This Faith of mine, called Kuyet, from a funny-sounding village in southern Kaduna, is related to the two most powerful feminine influences in my life; women unconnected to me by blood, Bevilina and Dorothy—unacquainted relatives, decades of age and geographical states apart, estranged from me, but linked by the marriage of one’s niece to the other’s cousin.
My Faith is un-owned, free but attached to another. Across from me: she wears a purple slippers, black kaftan made of sunny linen, velvet anti-abuse trouser beneath all that easy, free-flowing gown. Her face unmade and free of colours yet perfect like the bottom of a newborn baby, without any blemish or stain, like Naaman’s skin after a bath in the Jordan.
It was her behind that caught my attention. Boyish and firmly secure behind a peach skirt. Not certain of the colour but I know how it triggered my heart and I said: I will make money and buy Faith and her love. And make her dreams a reality.
But I have no money to buy Faith.
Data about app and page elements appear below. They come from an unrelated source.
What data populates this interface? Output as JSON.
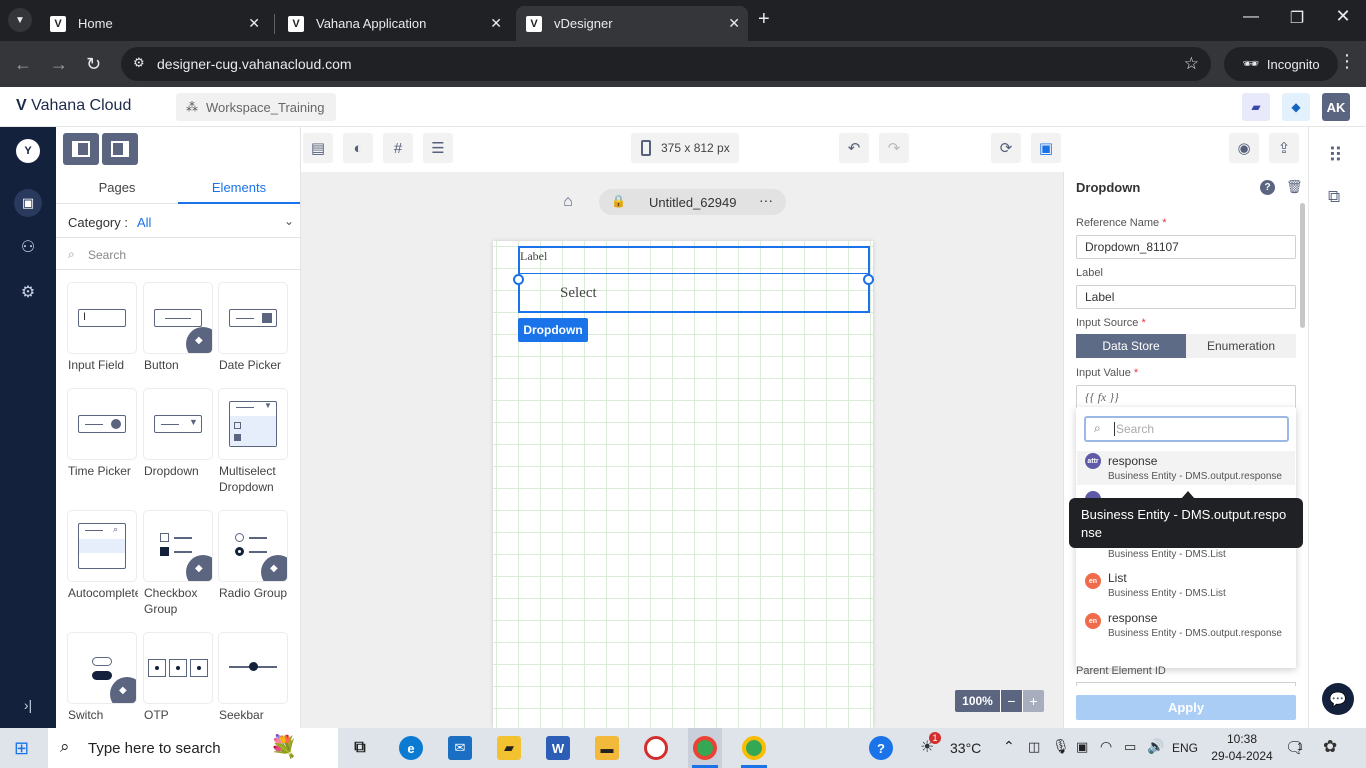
{
  "browser": {
    "tabs": [
      {
        "title": "Home"
      },
      {
        "title": "Vahana Application"
      },
      {
        "title": "vDesigner"
      }
    ],
    "url": "designer-cug.vahanacloud.com",
    "incognito_label": "Incognito"
  },
  "app": {
    "logo_text": "Vahana Cloud",
    "workspace": "Workspace_Training",
    "user_initials": "AK",
    "rail_avatar": "Y"
  },
  "left_panel": {
    "tabs": [
      "Pages",
      "Elements"
    ],
    "active_tab": "Elements",
    "category_label": "Category :",
    "category_value": "All",
    "search_placeholder": "Search",
    "elements": [
      {
        "label": "Input Field"
      },
      {
        "label": "Button"
      },
      {
        "label": "Date Picker"
      },
      {
        "label": "Time Picker"
      },
      {
        "label": "Dropdown"
      },
      {
        "label": "Multiselect Dropdown"
      },
      {
        "label": "Autocomplete"
      },
      {
        "label": "Checkbox Group"
      },
      {
        "label": "Radio Group"
      },
      {
        "label": "Switch"
      },
      {
        "label": "OTP"
      },
      {
        "label": "Seekbar"
      }
    ]
  },
  "toolbar": {
    "device_size": "375 x 812 px"
  },
  "canvas": {
    "page_name": "Untitled_62949",
    "more": "···",
    "field_label": "Label",
    "field_placeholder": "Select",
    "component_tag": "Dropdown",
    "zoom": "100%",
    "zoom_minus": "−",
    "zoom_plus": "+"
  },
  "properties": {
    "title": "Dropdown",
    "reference_name_label": "Reference Name",
    "reference_name_value": "Dropdown_81107",
    "label_label": "Label",
    "label_value": "Label",
    "input_source_label": "Input Source",
    "input_source_options": [
      "Data Store",
      "Enumeration"
    ],
    "input_source_selected": "Data Store",
    "input_value_label": "Input Value",
    "input_value_value": "{{ fx }}",
    "dropdown_search_placeholder": "Search",
    "dropdown_items": [
      {
        "badge": "attr",
        "name": "response",
        "source": "Business Entity - DMS.output.response"
      },
      {
        "badge": "",
        "name": "",
        "source": "Business Entity - DMS.List"
      },
      {
        "badge": "en",
        "name": "List",
        "source": "Business Entity - DMS.List"
      },
      {
        "badge": "en",
        "name": "response",
        "source": "Business Entity - DMS.output.response"
      }
    ],
    "tooltip": "Business Entity - DMS.output.response",
    "parent_element_label": "Parent Element ID",
    "apply_label": "Apply",
    "required_mark": "*"
  },
  "taskbar": {
    "search_placeholder": "Type here to search",
    "weather": "33°C",
    "language": "ENG",
    "time": "10:38",
    "date": "29-04-2024",
    "notification_count": "1",
    "weather_badge": "1"
  },
  "colors": {
    "accent": "#1a73e8",
    "rail": "#14213d",
    "segment_active": "#5e6b86",
    "apply_disabled": "#a9cdf5"
  }
}
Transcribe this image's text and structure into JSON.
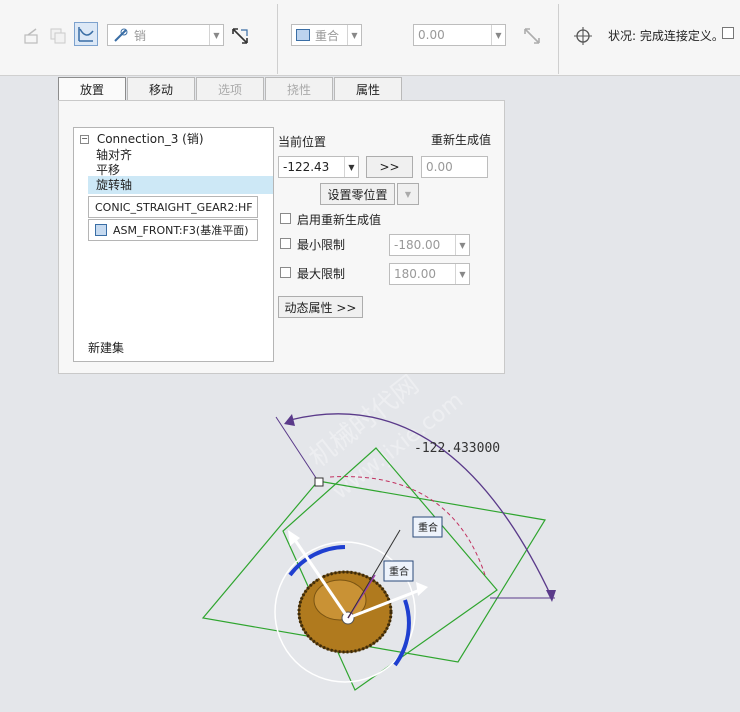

So I love her by faith and hope she will come to love me too, by faith.